              Detailed statistical methodology must be reported.  Describe randomization procedures and the specific tests used to examine each part of the results; do not simply list a series of tests.  Care should be taken with respect to:  a) reporting of parametric vs. nonparametric data (median range (or percentiles) is preferred for nonparametric data); b) parametric vs. nonparametric statistical methods; c) corrections for multiple comparisons; d) false precision (summary statistics should not contain more significant digits than the original data); and e) variance reporting (standard deviation or 95% confidence interval, rather than standard error of the mean).
            5. Patient Identification
              Do not use patients' names, initials, or hospital numbers. An individual (other than an author) must not be recognizable in photographs unless written consent of the patient or legal guardian has been obtained and is provided at the time of submission. Authors should obtain consent forms from the relevant institution(s).
          13. Permissions
            Permission is needed to publish any figure, abstract, portion of text, or table that has been previously published or copyrighted. Written permission must be obtained from the copyright holder. Authors are responsible for obtaining and uploading any needed permissions from the copyright holder upon submission of their manuscript and for providing proper attribution in the text of the manuscript. The following link may also be helpful: http://anesthesiology.pubs.asahq.org/public/rightsandpermissions.aspx

          14. Language Editing Services
            Articles submitted to the journal must be written with a solid basis of English language. If you need assistance in this area, listed below are a few companies that provide language and copyediting services. Use of an editorial service is at the discretion and cost of the authors and will not guarantee acceptance for publication in the journal. Please note: Appearance in the list of vendors does not represent endorsement by the publisher. Authors are encouraged to investigate each service on their own as well as seek out additional vendors offering similar services.

      Last updated May 10, 2018

      Authors' General Checklist

      Refer to specifics of article types as needed.

       

    _____ COVER LETTER (optional)

     

    _____ TITLE PAGE (required for all submissions):

    _____ Title

    _____ Authors’ Information: First name, middle initial, last name, academic degree/s, institutional affiliation/s for each author

    _____ Corresponding Author: Name, complete mailing address, phone, fax and email address of the corresponding author

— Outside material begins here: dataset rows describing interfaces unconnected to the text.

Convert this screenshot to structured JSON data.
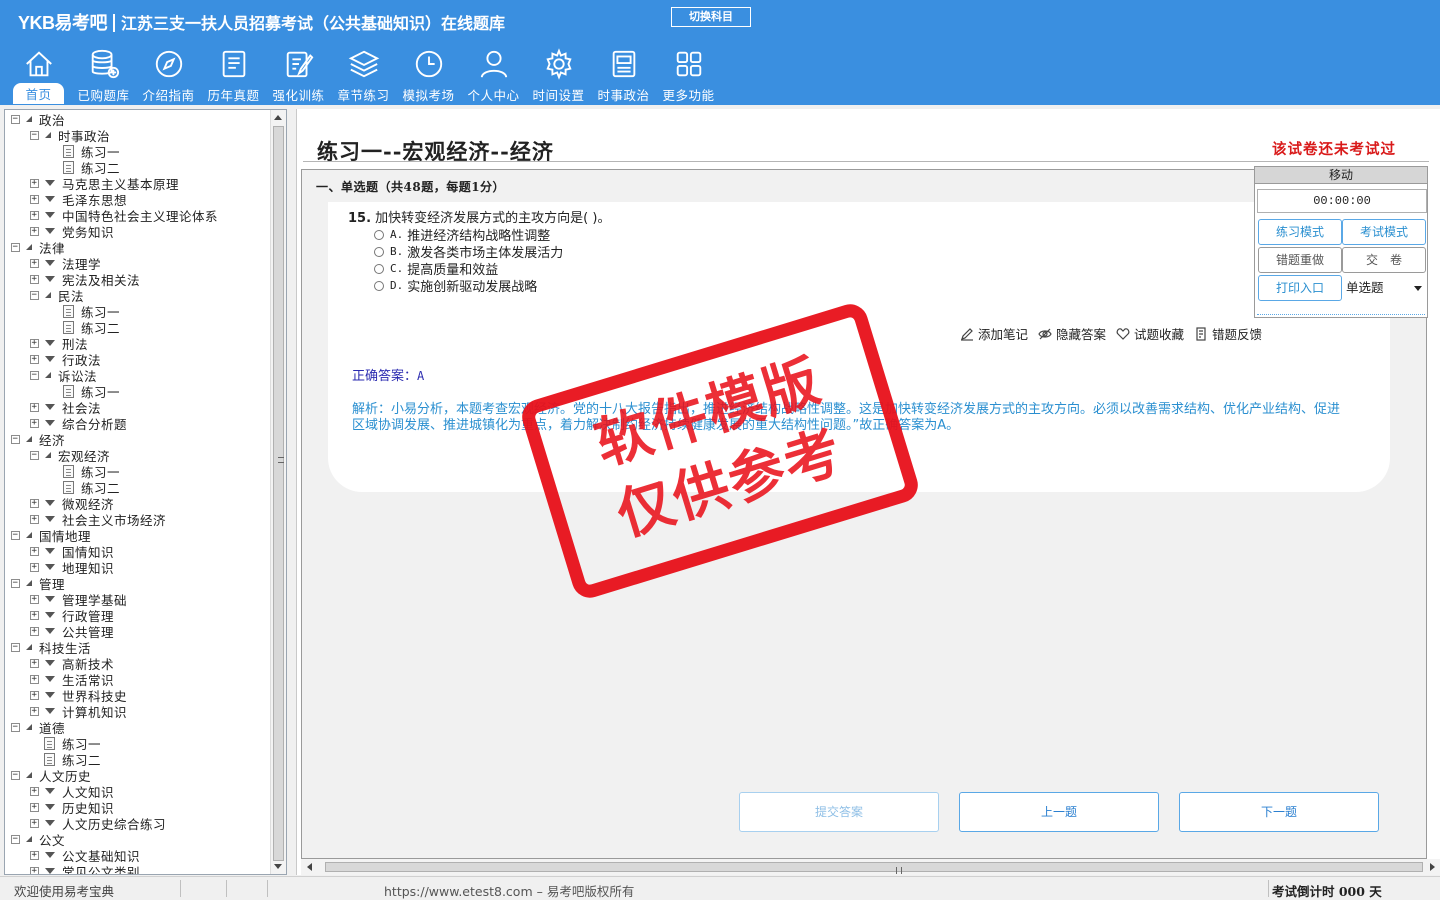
{
  "app": {
    "logo": "YKB易考吧",
    "title": "江苏三支一扶人员招募考试（公共基础知识）在线题库",
    "switch_label": "切换科目"
  },
  "colors": {
    "header": "#3a8fe0",
    "alert": "#d91a1a",
    "analysis": "#2a8fd0",
    "answer": "#2b2bb0",
    "stamp": "#e8101a"
  },
  "toolbar": [
    {
      "label": "首页",
      "icon": "home-icon"
    },
    {
      "label": "已购题库",
      "icon": "database-icon"
    },
    {
      "label": "介绍指南",
      "icon": "compass-icon"
    },
    {
      "label": "历年真题",
      "icon": "document-list-icon"
    },
    {
      "label": "强化训练",
      "icon": "edit-icon"
    },
    {
      "label": "章节练习",
      "icon": "layers-icon"
    },
    {
      "label": "模拟考场",
      "icon": "clock-icon"
    },
    {
      "label": "个人中心",
      "icon": "user-icon"
    },
    {
      "label": "时间设置",
      "icon": "gear-icon"
    },
    {
      "label": "时事政治",
      "icon": "newspaper-icon"
    },
    {
      "label": "更多功能",
      "icon": "grid-icon"
    }
  ],
  "tree": [
    {
      "label": "政治",
      "level": 0,
      "state": "open"
    },
    {
      "label": "时事政治",
      "level": 1,
      "state": "open"
    },
    {
      "label": "练习一",
      "level": 2,
      "state": "doc"
    },
    {
      "label": "练习二",
      "level": 2,
      "state": "doc"
    },
    {
      "label": "马克思主义基本原理",
      "level": 1,
      "state": "closed"
    },
    {
      "label": "毛泽东思想",
      "level": 1,
      "state": "closed"
    },
    {
      "label": "中国特色社会主义理论体系",
      "level": 1,
      "state": "closed"
    },
    {
      "label": "党务知识",
      "level": 1,
      "state": "closed"
    },
    {
      "label": "法律",
      "level": 0,
      "state": "open"
    },
    {
      "label": "法理学",
      "level": 1,
      "state": "closed"
    },
    {
      "label": "宪法及相关法",
      "level": 1,
      "state": "closed"
    },
    {
      "label": "民法",
      "level": 1,
      "state": "open"
    },
    {
      "label": "练习一",
      "level": 2,
      "state": "doc"
    },
    {
      "label": "练习二",
      "level": 2,
      "state": "doc"
    },
    {
      "label": "刑法",
      "level": 1,
      "state": "closed"
    },
    {
      "label": "行政法",
      "level": 1,
      "state": "closed"
    },
    {
      "label": "诉讼法",
      "level": 1,
      "state": "open"
    },
    {
      "label": "练习一",
      "level": 2,
      "state": "doc"
    },
    {
      "label": "社会法",
      "level": 1,
      "state": "closed"
    },
    {
      "label": "综合分析题",
      "level": 1,
      "state": "closed"
    },
    {
      "label": "经济",
      "level": 0,
      "state": "open"
    },
    {
      "label": "宏观经济",
      "level": 1,
      "state": "open"
    },
    {
      "label": "练习一",
      "level": 2,
      "state": "doc"
    },
    {
      "label": "练习二",
      "level": 2,
      "state": "doc"
    },
    {
      "label": "微观经济",
      "level": 1,
      "state": "closed"
    },
    {
      "label": "社会主义市场经济",
      "level": 1,
      "state": "closed"
    },
    {
      "label": "国情地理",
      "level": 0,
      "state": "open"
    },
    {
      "label": "国情知识",
      "level": 1,
      "state": "closed"
    },
    {
      "label": "地理知识",
      "level": 1,
      "state": "closed"
    },
    {
      "label": "管理",
      "level": 0,
      "state": "open"
    },
    {
      "label": "管理学基础",
      "level": 1,
      "state": "closed"
    },
    {
      "label": "行政管理",
      "level": 1,
      "state": "closed"
    },
    {
      "label": "公共管理",
      "level": 1,
      "state": "closed"
    },
    {
      "label": "科技生活",
      "level": 0,
      "state": "open"
    },
    {
      "label": "高新技术",
      "level": 1,
      "state": "closed"
    },
    {
      "label": "生活常识",
      "level": 1,
      "state": "closed"
    },
    {
      "label": "世界科技史",
      "level": 1,
      "state": "closed"
    },
    {
      "label": "计算机知识",
      "level": 1,
      "state": "closed"
    },
    {
      "label": "道德",
      "level": 0,
      "state": "open"
    },
    {
      "label": "练习一",
      "level": 1,
      "state": "doc"
    },
    {
      "label": "练习二",
      "level": 1,
      "state": "doc"
    },
    {
      "label": "人文历史",
      "level": 0,
      "state": "open"
    },
    {
      "label": "人文知识",
      "level": 1,
      "state": "closed"
    },
    {
      "label": "历史知识",
      "level": 1,
      "state": "closed"
    },
    {
      "label": "人文历史综合练习",
      "level": 1,
      "state": "closed"
    },
    {
      "label": "公文",
      "level": 0,
      "state": "open"
    },
    {
      "label": "公文基础知识",
      "level": 1,
      "state": "closed"
    },
    {
      "label": "常见公文类别",
      "level": 1,
      "state": "closed"
    }
  ],
  "paper": {
    "title": "练习一--宏观经济--经济",
    "status": "该试卷还未考试过",
    "section": "一、单选题（共48题，每题1分）"
  },
  "question": {
    "number": "15.",
    "stem": "加快转变经济发展方式的主攻方向是( )。",
    "options": [
      {
        "key": "A.",
        "text": "推进经济结构战略性调整"
      },
      {
        "key": "B.",
        "text": "激发各类市场主体发展活力"
      },
      {
        "key": "C.",
        "text": "提高质量和效益"
      },
      {
        "key": "D.",
        "text": "实施创新驱动发展战略"
      }
    ],
    "tools": [
      {
        "label": "添加笔记",
        "icon": "pencil-icon"
      },
      {
        "label": "隐藏答案",
        "icon": "eye-off-icon"
      },
      {
        "label": "试题收藏",
        "icon": "heart-icon"
      },
      {
        "label": "错题反馈",
        "icon": "feedback-icon"
      }
    ],
    "answer_label": "正确答案：",
    "answer_value": "A",
    "analysis": "解析：小易分析，本题考查宏观经济。党的十八大报告指出，推进经济结构战略性调整。这是加快转变经济发展方式的主攻方向。必须以改善需求结构、优化产业结构、促进区域协调发展、推进城镇化为重点，着力解决制约经济持续健康发展的重大结构性问题。”故正确答案为A。"
  },
  "nav": {
    "submit": "提交答案",
    "prev": "上一题",
    "next": "下一题"
  },
  "control": {
    "move": "移动",
    "timer": "00:00:00",
    "practice_mode": "练习模式",
    "exam_mode": "考试模式",
    "redo_wrong": "错题重做",
    "hand_in": "交　卷",
    "print": "打印入口",
    "type_select": "单选题"
  },
  "watermark": {
    "line1": "软件模版",
    "line2": "仅供参考"
  },
  "status": {
    "welcome": "欢迎使用易考宝典",
    "copyright": "https://www.etest8.com – 易考吧版权所有",
    "countdown": "考试倒计时 000 天"
  }
}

    _____ Clinical trial number and registry URL, if applicable

    _____ Prior Presentations: Meetings at which the work has been presented (name, exact date, location), if relevant

    _____ Acknowledgments: Complete information about individuals or organizations whose assistance is acknowledged

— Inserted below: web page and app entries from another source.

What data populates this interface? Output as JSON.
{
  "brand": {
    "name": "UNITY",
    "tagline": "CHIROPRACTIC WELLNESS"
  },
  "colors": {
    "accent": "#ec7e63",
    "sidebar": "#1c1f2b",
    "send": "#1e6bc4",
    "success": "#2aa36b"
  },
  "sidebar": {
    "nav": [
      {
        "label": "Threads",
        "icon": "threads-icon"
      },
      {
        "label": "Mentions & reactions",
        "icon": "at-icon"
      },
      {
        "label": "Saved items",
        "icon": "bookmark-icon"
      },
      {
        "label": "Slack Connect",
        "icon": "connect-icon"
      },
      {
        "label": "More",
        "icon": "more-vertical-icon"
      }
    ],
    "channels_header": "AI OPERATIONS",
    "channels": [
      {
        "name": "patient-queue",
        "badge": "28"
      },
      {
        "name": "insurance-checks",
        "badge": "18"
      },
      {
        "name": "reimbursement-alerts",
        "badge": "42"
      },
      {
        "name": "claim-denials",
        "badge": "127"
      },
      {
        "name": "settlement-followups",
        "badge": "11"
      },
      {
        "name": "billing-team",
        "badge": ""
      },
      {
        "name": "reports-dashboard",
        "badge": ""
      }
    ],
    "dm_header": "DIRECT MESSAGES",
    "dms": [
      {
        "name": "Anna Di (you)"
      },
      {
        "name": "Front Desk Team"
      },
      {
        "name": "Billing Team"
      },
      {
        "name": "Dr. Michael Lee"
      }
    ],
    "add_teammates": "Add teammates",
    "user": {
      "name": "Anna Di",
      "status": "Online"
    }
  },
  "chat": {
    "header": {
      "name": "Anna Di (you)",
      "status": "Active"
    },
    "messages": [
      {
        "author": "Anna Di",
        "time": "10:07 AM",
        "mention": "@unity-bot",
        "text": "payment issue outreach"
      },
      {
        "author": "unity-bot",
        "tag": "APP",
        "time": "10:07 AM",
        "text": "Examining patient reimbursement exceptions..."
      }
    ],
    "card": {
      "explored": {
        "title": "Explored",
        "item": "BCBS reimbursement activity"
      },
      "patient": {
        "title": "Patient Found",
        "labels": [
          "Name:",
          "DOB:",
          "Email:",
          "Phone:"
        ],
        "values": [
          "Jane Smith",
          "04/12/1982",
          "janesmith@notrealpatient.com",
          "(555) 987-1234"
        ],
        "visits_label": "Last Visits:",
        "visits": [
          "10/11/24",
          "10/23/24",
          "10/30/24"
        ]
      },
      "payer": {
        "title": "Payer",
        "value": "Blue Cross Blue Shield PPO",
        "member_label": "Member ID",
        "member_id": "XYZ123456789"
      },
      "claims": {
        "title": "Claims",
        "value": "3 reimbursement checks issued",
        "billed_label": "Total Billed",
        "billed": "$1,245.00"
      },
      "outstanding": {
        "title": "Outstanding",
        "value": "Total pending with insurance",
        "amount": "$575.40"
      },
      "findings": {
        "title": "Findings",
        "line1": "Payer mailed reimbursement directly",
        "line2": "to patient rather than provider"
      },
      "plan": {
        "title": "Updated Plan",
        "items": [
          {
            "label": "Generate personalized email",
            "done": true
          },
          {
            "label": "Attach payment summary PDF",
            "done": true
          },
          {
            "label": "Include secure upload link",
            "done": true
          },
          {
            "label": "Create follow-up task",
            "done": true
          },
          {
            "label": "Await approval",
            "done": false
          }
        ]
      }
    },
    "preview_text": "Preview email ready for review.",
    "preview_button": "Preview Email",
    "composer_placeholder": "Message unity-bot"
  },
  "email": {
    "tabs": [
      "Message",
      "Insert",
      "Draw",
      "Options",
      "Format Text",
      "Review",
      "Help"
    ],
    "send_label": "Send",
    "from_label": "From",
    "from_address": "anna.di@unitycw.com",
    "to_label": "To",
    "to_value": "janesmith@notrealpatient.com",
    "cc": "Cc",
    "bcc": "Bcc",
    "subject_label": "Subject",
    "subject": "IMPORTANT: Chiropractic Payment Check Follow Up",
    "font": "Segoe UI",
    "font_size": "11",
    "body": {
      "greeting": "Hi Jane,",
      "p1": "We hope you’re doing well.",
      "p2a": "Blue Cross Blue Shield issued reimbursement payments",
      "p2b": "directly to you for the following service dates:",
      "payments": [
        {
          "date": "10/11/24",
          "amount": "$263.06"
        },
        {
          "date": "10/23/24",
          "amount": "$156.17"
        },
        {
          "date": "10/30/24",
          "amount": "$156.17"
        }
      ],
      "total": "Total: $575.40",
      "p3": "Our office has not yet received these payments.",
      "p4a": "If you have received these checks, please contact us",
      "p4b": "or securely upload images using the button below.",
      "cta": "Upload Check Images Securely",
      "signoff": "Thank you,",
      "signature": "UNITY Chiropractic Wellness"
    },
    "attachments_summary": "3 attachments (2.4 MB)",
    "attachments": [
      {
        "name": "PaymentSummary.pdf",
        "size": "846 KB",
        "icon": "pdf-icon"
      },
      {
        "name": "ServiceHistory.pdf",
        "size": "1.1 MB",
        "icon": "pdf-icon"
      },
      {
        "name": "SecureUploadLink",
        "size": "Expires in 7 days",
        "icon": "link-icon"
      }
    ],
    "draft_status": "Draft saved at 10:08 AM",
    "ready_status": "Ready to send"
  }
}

    _____ Word and Element Counts: Number of words in Abstract, in Introduction, and in Discussion; number of figures; number of tables; number of appendices, if any; and number of supplementary files, if any.

    _____ Abbreviated Title (Running Head): State the essence of the article (50 characters maximum) for all article types except Images in Anesthesiology, Letters to the Editor, and Mind to Mind

    _____ Summary Statement: A brief statement (35 words maximum) to be printed in the Table of Contents for Review Article, Clinical Focus Review, and Special Article submissions

    _____ Funding Statement: Sources of financial support for the work (including institutional support--do not leave blank)

    _____Conflicts of Interest

     

    _____ STRUCTURED ABSTRACT (300 words or fewer) as relevant to article type:

    _____ Background

    _____ Methods

    _____ Results

    _____ Conclusions

     

    _____ BODY OF MANUSCRIPT:

    _____ Introduction

    _____ Materials & Methods

    _____ Statistics, if applicable

    _____ Results

    _____ Discussion

    _____ References

    _____ Figure Legends

     

    _____ TABLES

    _____ APPENDICES, if any

    _____ FIGURES

    _____ SUPPLEMENTAL DIGITAL CONTENT, if any

    _____ COPIES OF LISTED IN-PRESS PAPERS, if any